Marx and the Russian Commune

Luca Basso
  luca.basso@unipd.it
  

Abstract
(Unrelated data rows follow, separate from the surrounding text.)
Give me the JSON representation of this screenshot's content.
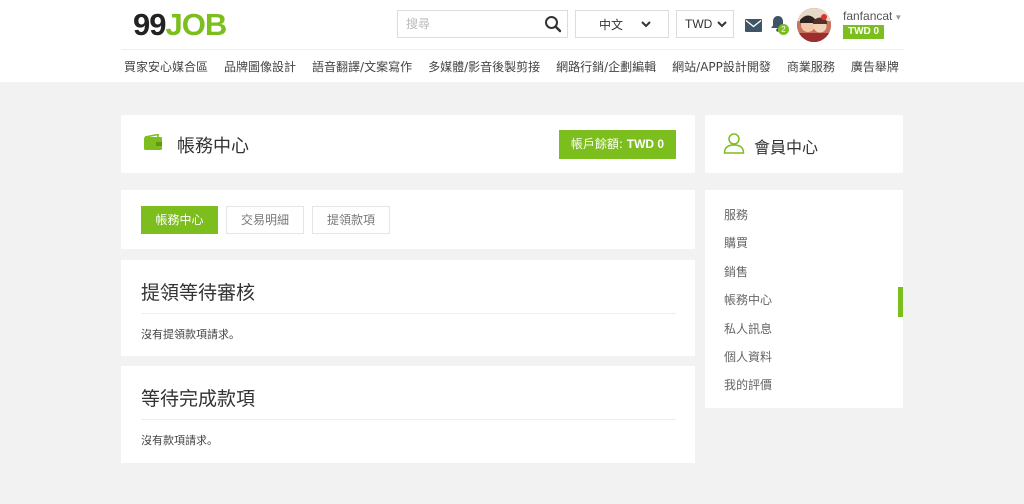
{
  "header": {
    "logo": {
      "left": "99",
      "right": "JOB"
    },
    "search": {
      "placeholder": "搜尋",
      "value": ""
    },
    "language": "中文",
    "currency": "TWD",
    "notification_count": "2",
    "user": {
      "name": "fanfancat",
      "balance": "TWD 0"
    }
  },
  "nav": {
    "items": [
      "買家安心媒合區",
      "品牌圖像設計",
      "語音翻譯/文案寫作",
      "多媒體/影音後製剪接",
      "網路行銷/企劃編輯",
      "網站/APP設計開發",
      "商業服務",
      "廣告舉牌"
    ]
  },
  "main": {
    "title": "帳務中心",
    "balance_button": {
      "label": "帳戶餘額:",
      "amount": "TWD 0"
    },
    "tabs": [
      {
        "label": "帳務中心",
        "active": true
      },
      {
        "label": "交易明細",
        "active": false
      },
      {
        "label": "提領款項",
        "active": false
      }
    ],
    "sections": [
      {
        "title": "提領等待審核",
        "message": "沒有提領款項請求。"
      },
      {
        "title": "等待完成款項",
        "message": "沒有款項請求。"
      }
    ]
  },
  "sidebar": {
    "title": "會員中心",
    "items": [
      {
        "label": "服務",
        "active": false
      },
      {
        "label": "購買",
        "active": false
      },
      {
        "label": "銷售",
        "active": false
      },
      {
        "label": "帳務中心",
        "active": true
      },
      {
        "label": "私人訊息",
        "active": false
      },
      {
        "label": "個人資料",
        "active": false
      },
      {
        "label": "我的評價",
        "active": false
      }
    ]
  },
  "colors": {
    "accent": "#7cbe1e",
    "page_bg": "#f2f2f2",
    "card_bg": "#ffffff"
  },
  "icons": [
    "search-icon",
    "chevron-down-icon",
    "mail-icon",
    "bell-icon",
    "wallet-icon",
    "user-icon"
  ]
}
The question of Marx’s analysis of Russia is both complex and extremely controversial, particularly in light of the events of the twentieth century. My interpretation of the relationship between Marx and Russia will distance itself from two opposed readings that, in my view, are both problematic. The first, proper to ‘traditional’ Marxism, consists of an underestimation of the role of Russia, and the insistence that it was substantially irrelevant to Marx, given that it was a peripheral country that was still not developed in a capitalist sense and was thus unable to reach communist revolution before the capitalist mode of production had fully been developed. On the contrary, in recent years other ‘post-Marxist’ approaches have integrated Marx’s position with postcolonial studies in a perspective critical with regard to any Western ‘grand narrative’, pervaded with the spirit of colonialism. This outlook attributes particular importance to the Russian situation, in that this country had still not suffered the ‘labour pains’ of the birth of the capitalist mode of production. As such, it prefigured the possibility of a transition from the rural commune to communism without first having to go through the stages of capitalism. The interpretation that I propose is different from both such readings. Indeed, the former is based on an excessive dogmatism in its delineation of the transition from capitalism to communism: it thus risks conceiving the entire political scenario on the basis of a single schema deduced from the experiences of the most advanced capitalist countries. But if the first perspective has its limitations, the second is problematic, in that it surreptitiously characterises Marx as anti-modern, a supporter of the ‘archaic’. For the purposes of examining this question, it is necessary, rather, to avoid a ‘theoreticist’ outlook based on some generalising schema: both a historicist and an anti-historicist reading would be abstract in character. Marx’s study of Russia resounds in a dual register: on the one hand, theory must be rooted in history and in politics without, however, coinciding with these elements; on the other, politics cannot be immediately deduced from theory.

Marx - Russia - Commune - Communism